Records shown Start Marker

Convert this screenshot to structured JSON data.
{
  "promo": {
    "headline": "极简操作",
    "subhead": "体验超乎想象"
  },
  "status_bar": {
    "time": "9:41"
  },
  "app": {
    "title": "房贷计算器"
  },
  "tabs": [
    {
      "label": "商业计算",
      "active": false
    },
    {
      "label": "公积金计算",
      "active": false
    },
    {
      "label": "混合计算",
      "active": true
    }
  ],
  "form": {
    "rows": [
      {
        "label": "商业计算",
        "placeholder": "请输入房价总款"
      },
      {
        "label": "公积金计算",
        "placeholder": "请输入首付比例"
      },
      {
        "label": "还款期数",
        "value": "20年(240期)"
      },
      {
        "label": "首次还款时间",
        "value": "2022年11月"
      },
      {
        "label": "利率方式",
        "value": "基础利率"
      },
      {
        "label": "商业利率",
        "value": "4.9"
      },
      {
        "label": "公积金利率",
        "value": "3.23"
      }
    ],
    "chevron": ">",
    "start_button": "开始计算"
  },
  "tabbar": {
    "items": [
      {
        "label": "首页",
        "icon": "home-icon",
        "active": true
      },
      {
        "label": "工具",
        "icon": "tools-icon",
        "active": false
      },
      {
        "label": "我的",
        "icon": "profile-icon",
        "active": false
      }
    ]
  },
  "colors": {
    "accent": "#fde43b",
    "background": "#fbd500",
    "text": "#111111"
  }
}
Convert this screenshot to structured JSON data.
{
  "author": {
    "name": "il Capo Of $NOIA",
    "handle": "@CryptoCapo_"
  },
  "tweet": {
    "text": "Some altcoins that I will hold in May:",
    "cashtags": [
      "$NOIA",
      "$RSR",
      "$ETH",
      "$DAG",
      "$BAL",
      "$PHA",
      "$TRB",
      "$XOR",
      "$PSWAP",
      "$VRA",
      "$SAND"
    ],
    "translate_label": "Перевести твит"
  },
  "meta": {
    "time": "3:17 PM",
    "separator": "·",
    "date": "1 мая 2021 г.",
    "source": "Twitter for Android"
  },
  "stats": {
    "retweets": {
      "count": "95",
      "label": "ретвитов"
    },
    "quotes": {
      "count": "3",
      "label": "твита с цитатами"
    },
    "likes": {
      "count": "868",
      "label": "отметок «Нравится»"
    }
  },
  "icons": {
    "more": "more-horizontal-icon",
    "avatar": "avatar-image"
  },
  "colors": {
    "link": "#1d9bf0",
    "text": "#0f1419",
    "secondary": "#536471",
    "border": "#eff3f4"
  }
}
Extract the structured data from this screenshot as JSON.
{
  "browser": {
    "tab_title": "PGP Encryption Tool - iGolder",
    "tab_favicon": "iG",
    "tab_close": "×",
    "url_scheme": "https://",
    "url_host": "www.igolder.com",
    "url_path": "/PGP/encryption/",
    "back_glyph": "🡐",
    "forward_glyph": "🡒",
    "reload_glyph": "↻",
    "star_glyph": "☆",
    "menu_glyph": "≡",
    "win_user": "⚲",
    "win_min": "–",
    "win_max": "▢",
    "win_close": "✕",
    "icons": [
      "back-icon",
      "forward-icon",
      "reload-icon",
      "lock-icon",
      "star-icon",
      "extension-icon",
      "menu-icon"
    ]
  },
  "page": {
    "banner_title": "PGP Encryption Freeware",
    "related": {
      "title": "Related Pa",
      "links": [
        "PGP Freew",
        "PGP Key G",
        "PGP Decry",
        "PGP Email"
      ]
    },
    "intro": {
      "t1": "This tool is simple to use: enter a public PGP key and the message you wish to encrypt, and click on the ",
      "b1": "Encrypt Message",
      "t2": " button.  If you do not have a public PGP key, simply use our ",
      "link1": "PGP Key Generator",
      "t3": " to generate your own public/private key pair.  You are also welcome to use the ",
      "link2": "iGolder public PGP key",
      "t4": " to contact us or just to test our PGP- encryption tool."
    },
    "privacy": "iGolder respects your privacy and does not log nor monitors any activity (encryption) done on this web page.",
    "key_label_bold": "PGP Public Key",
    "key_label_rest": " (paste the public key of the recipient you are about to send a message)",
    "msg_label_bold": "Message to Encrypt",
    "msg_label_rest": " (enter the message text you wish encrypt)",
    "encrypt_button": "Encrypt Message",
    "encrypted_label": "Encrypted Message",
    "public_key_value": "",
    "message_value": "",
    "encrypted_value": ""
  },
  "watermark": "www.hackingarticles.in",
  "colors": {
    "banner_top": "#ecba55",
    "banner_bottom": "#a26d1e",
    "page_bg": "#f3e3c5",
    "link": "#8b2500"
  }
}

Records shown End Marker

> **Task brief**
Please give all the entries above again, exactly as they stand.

> **Answer box**
Convert this screenshot to structured JSON data.
{
  "promo": {
    "headline": "极简操作",
    "subhead": "体验超乎想象"
  },
  "status_bar": {
    "time": "9:41"
  },
  "app": {
    "title": "房贷计算器"
  },
  "tabs": [
    {
      "label": "商业计算",
      "active": false
    },
    {
      "label": "公积金计算",
      "active": false
    },
    {
      "label": "混合计算",
      "active": true
    }
  ],
  "form": {
    "rows": [
      {
        "label": "商业计算",
        "placeholder": "请输入房价总款"
      },
      {
        "label": "公积金计算",
        "placeholder": "请输入首付比例"
      },
      {
        "label": "还款期数",
        "value": "20年(240期)"
      },
      {
        "label": "首次还款时间",
        "value": "2022年11月"
      },
      {
        "label": "利率方式",
        "value": "基础利率"
      },
      {
        "label": "商业利率",
        "value": "4.9"
      },
      {
        "label": "公积金利率",
        "value": "3.23"
      }
    ],
    "chevron": ">",
    "start_button": "开始计算"
  },
  "tabbar": {
    "items": [
      {
        "label": "首页",
        "icon": "home-icon",
        "active": true
      },
      {
        "label": "工具",
        "icon": "tools-icon",
        "active": false
      },
      {
        "label": "我的",
        "icon": "profile-icon",
        "active": false
      }
    ]
  },
  "colors": {
    "accent": "#fde43b",
    "background": "#fbd500",
    "text": "#111111"
  }
}
Convert this screenshot to structured JSON data.
{
  "author": {
    "name": "il Capo Of $NOIA",
    "handle": "@CryptoCapo_"
  },
  "tweet": {
    "text": "Some altcoins that I will hold in May:",
    "cashtags": [
      "$NOIA",
      "$RSR",
      "$ETH",
      "$DAG",
      "$BAL",
      "$PHA",
      "$TRB",
      "$XOR",
      "$PSWAP",
      "$VRA",
      "$SAND"
    ],
    "translate_label": "Перевести твит"
  },
  "meta": {
    "time": "3:17 PM",
    "separator": "·",
    "date": "1 мая 2021 г.",
    "source": "Twitter for Android"
  },
  "stats": {
    "retweets": {
      "count": "95",
      "label": "ретвитов"
    },
    "quotes": {
      "count": "3",
      "label": "твита с цитатами"
    },
    "likes": {
      "count": "868",
      "label": "отметок «Нравится»"
    }
  },
  "icons": {
    "more": "more-horizontal-icon",
    "avatar": "avatar-image"
  },
  "colors": {
    "link": "#1d9bf0",
    "text": "#0f1419",
    "secondary": "#536471",
    "border": "#eff3f4"
  }
}
Extract the structured data from this screenshot as JSON.
{
  "browser": {
    "tab_title": "PGP Encryption Tool - iGolder",
    "tab_favicon": "iG",
    "tab_close": "×",
    "url_scheme": "https://",
    "url_host": "www.igolder.com",
    "url_path": "/PGP/encryption/",
    "back_glyph": "🡐",
    "forward_glyph": "🡒",
    "reload_glyph": "↻",
    "star_glyph": "☆",
    "menu_glyph": "≡",
    "win_user": "⚲",
    "win_min": "–",
    "win_max": "▢",
    "win_close": "✕",
    "icons": [
      "back-icon",
      "forward-icon",
      "reload-icon",
      "lock-icon",
      "star-icon",
      "extension-icon",
      "menu-icon"
    ]
  },
  "page": {
    "banner_title": "PGP Encryption Freeware",
    "related": {
      "title": "Related Pa",
      "links": [
        "PGP Freew",
        "PGP Key G",
        "PGP Decry",
        "PGP Email"
      ]
    },
    "intro": {
      "t1": "This tool is simple to use: enter a public PGP key and the message you wish to encrypt, and click on the ",
      "b1": "Encrypt Message",
      "t2": " button.  If you do not have a public PGP key, simply use our ",
      "link1": "PGP Key Generator",
      "t3": " to generate your own public/private key pair.  You are also welcome to use the ",
      "link2": "iGolder public PGP key",
      "t4": " to contact us or just to test our PGP- encryption tool."
    },
    "privacy": "iGolder respects your privacy and does not log nor monitors any activity (encryption) done on this web page.",
    "key_label_bold": "PGP Public Key",
    "key_label_rest": " (paste the public key of the recipient you are about to send a message)",
    "msg_label_bold": "Message to Encrypt",
    "msg_label_rest": " (enter the message text you wish encrypt)",
    "encrypt_button": "Encrypt Message",
    "encrypted_label": "Encrypted Message",
    "public_key_value": "",
    "message_value": "",
    "encrypted_value": ""
  },
  "watermark": "www.hackingarticles.in",
  "colors": {
    "banner_top": "#ecba55",
    "banner_bottom": "#a26d1e",
    "page_bg": "#f3e3c5",
    "link": "#8b2500"
  }
}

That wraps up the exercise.